and return a function which will apply it *zero* times. Easy-peasy:

zero = # given f (f) -> # return a function of x (x) -> # which doesn't apply f to x return x

Now, the increment function `inc`

will take a number and return its successor - i.e., a function that applies `f`

one additional time. Shouldn't be too bad:

inc = # given n-1 (prevN) -> # return a function which takes f (f) -> # and returns a function of x (x) -> # which applies f to x n-1 times result = prevN(f)(x) # and applies f once more return f(result)

Given `inc`

, we can define a couple of other numbers for the hell of it:

one = inc zero two = inc one

Now that we've our beautiful-looking numbers, how do we use 'em? Remember, given a number, we can pass it a function `f`

and it'll return a function which applies `f`

n times. So, let's say we were really interested in adding periods to things. We could write an `addPeriod`

function:

addPeriod = (s) -> return s + "."

And we use this with a string, obvs:

addPeriod("") # => "."

Using our numbers, we can apply this bad boy zero times:

zero(addPeriod)("") # => ""

How dang exciting is that? Our zero produced zero periods by applying `addPeriod`

zero times! Just like you'd expect!

Okay, I can see it in your eyes. You want something with a little more razzle-dazzle. Well, prepare to get your mind blown. Let's check out the number two:

two(addPeriod)("") # => ".."

Rad, right? `two`

calls `one`

, `one`

calls `zero`

, `zero`

returns `""`

, `one`

adds a period, and finally, `two`

adds another period.

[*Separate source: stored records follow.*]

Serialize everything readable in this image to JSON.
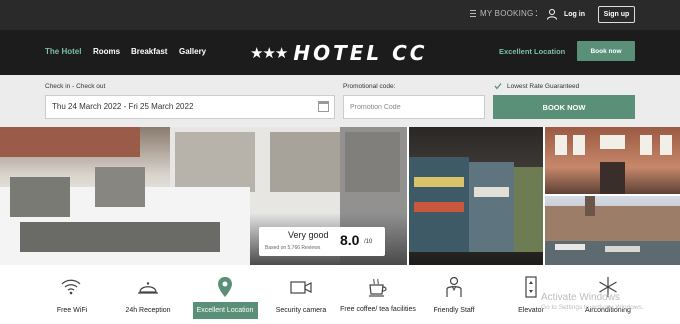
{
  "topbar": {
    "my_booking": "MY BOOKING",
    "separator": ":",
    "login": "Log in",
    "signup": "Sign up"
  },
  "nav": {
    "items": [
      "The Hotel",
      "Rooms",
      "Breakfast",
      "Gallery"
    ],
    "active": "The Hotel",
    "logo_stars": "★★★",
    "logo_text": "HOTEL CC",
    "excellent_location": "Excellent Location",
    "book_now": "Book now"
  },
  "booking": {
    "dates_label": "Check in - Check out",
    "dates_value": "Thu 24 March 2022 - Fri 25 March 2022",
    "promo_label": "Promotional code:",
    "promo_placeholder": "Promotion Code",
    "guarantee": "Lowest Rate Guaranteed",
    "book_button": "BOOK NOW"
  },
  "rating": {
    "word": "Very good",
    "based_on": "Based on 5,766 Reviews",
    "score": "8.0",
    "scale": "/10"
  },
  "amenities": [
    {
      "label": "Free WiFi",
      "icon": "wifi-icon"
    },
    {
      "label": "24h Reception",
      "icon": "bell-icon"
    },
    {
      "label": "Excellent Location",
      "icon": "location-pin-icon"
    },
    {
      "label": "Security camera",
      "icon": "camera-icon"
    },
    {
      "label": "Free coffee/ tea facilities",
      "icon": "coffee-cup-icon"
    },
    {
      "label": "Friendly Staff",
      "icon": "staff-icon"
    },
    {
      "label": "Elevator",
      "icon": "elevator-icon"
    },
    {
      "label": "Airconditioning",
      "icon": "snowflake-icon"
    }
  ],
  "watermark": {
    "title": "Activate Windows",
    "subtitle": "Go to Settings to activate Windows."
  },
  "colors": {
    "accent": "#5a8f78",
    "accent_text": "#7bbfa4",
    "dark": "#1c1c1c"
  }
}
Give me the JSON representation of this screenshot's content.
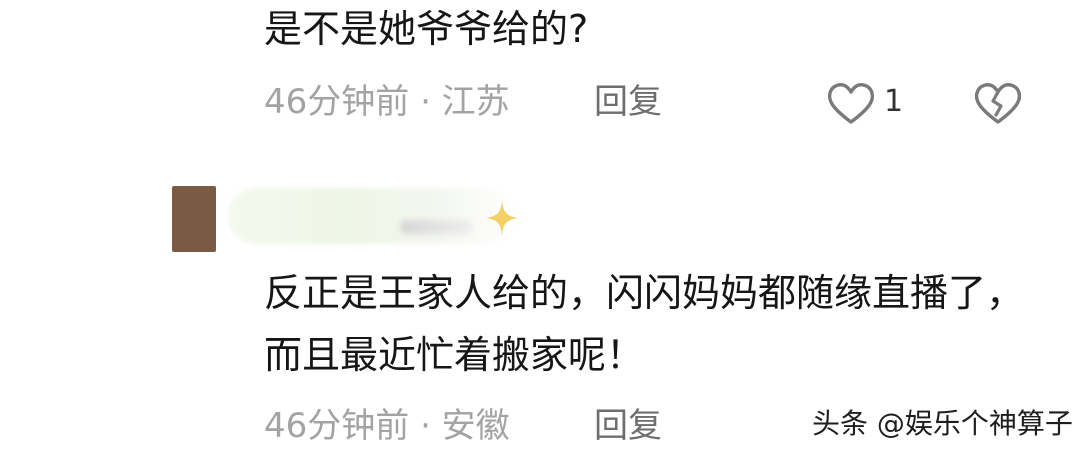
{
  "comments": [
    {
      "text": "是不是她爷爷给的?",
      "meta": "46分钟前 · 江苏",
      "reply_label": "回复",
      "like_count": "1"
    },
    {
      "text": "反正是王家人给的，闪闪妈妈都随缘直播了，而且最近忙着搬家呢！",
      "meta": "46分钟前 · 安徽",
      "reply_label": "回复"
    }
  ],
  "icons": {
    "like": "heart-outline-icon",
    "dislike": "broken-heart-icon",
    "sparkle": "sparkle-icon"
  },
  "watermark": "头条 @娱乐个神算子",
  "colors": {
    "text": "#161616",
    "meta": "#a3a3a3",
    "reply": "#6e6e6e",
    "avatar": "#7a5a43",
    "sparkle": "#f2c94c"
  }
}
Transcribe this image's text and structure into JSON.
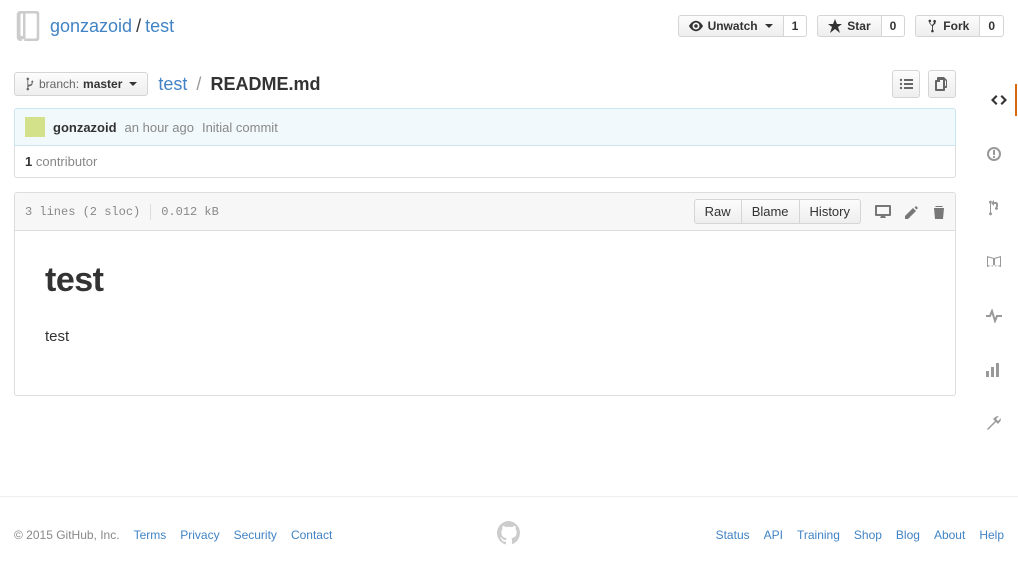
{
  "header": {
    "owner": "gonzazoid",
    "separator": "/",
    "repo": "test",
    "actions": {
      "unwatch": {
        "label": "Unwatch",
        "count": "1"
      },
      "star": {
        "label": "Star",
        "count": "0"
      },
      "fork": {
        "label": "Fork",
        "count": "0"
      }
    }
  },
  "branch": {
    "prefix": "branch:",
    "name": "master"
  },
  "breadcrumb": {
    "root": "test",
    "separator": "/",
    "file": "README.md"
  },
  "commit": {
    "author": "gonzazoid",
    "time": "an hour ago",
    "message": "Initial commit"
  },
  "contributors": {
    "count": "1",
    "label": "contributor"
  },
  "file": {
    "info": {
      "lines": "3 lines (2 sloc)",
      "size": "0.012 kB"
    },
    "actions": {
      "raw": "Raw",
      "blame": "Blame",
      "history": "History"
    },
    "content": {
      "heading": "test",
      "body": "test"
    }
  },
  "footer": {
    "copyright": "© 2015 GitHub, Inc.",
    "left": [
      "Terms",
      "Privacy",
      "Security",
      "Contact"
    ],
    "right": [
      "Status",
      "API",
      "Training",
      "Shop",
      "Blog",
      "About",
      "Help"
    ]
  }
}
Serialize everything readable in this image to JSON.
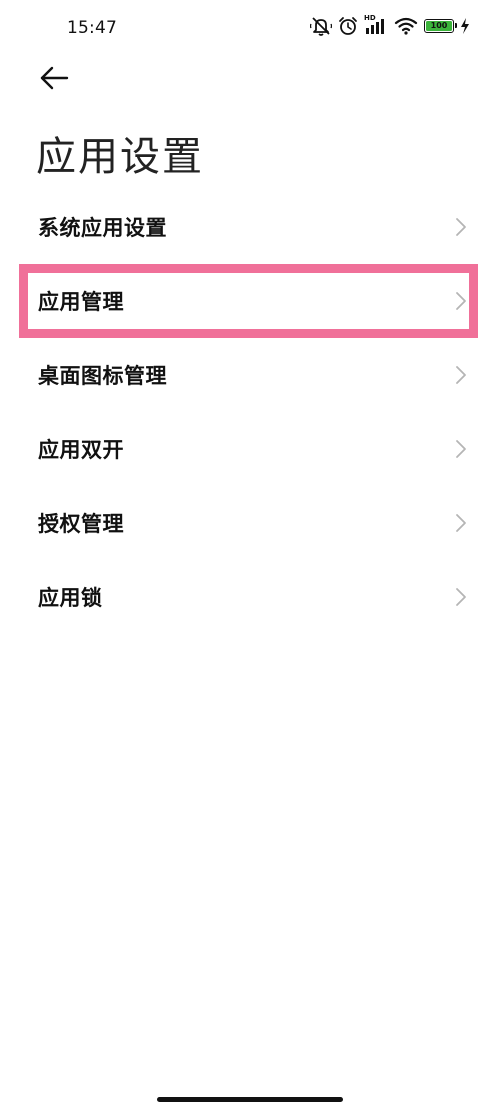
{
  "status_bar": {
    "time": "15:47",
    "network_label": "HD",
    "battery_level": "100",
    "icons": [
      "mute-vibrate-icon",
      "alarm-icon",
      "signal-icon",
      "wifi-icon",
      "battery-icon",
      "charging-icon"
    ]
  },
  "header": {
    "back_icon": "arrow-left-icon",
    "title": "应用设置"
  },
  "menu": {
    "items": [
      {
        "label": "系统应用设置",
        "highlighted": false
      },
      {
        "label": "应用管理",
        "highlighted": true
      },
      {
        "label": "桌面图标管理",
        "highlighted": false
      },
      {
        "label": "应用双开",
        "highlighted": false
      },
      {
        "label": "授权管理",
        "highlighted": false
      },
      {
        "label": "应用锁",
        "highlighted": false
      }
    ]
  },
  "colors": {
    "highlight_border": "#f07099",
    "battery_fill": "#3cb43c",
    "chevron": "#b5b5b5"
  }
}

Couldn't be simpler.

Boy, ain't this grand? I can't imagine why anybody would represent numbers the old, boring way ever again.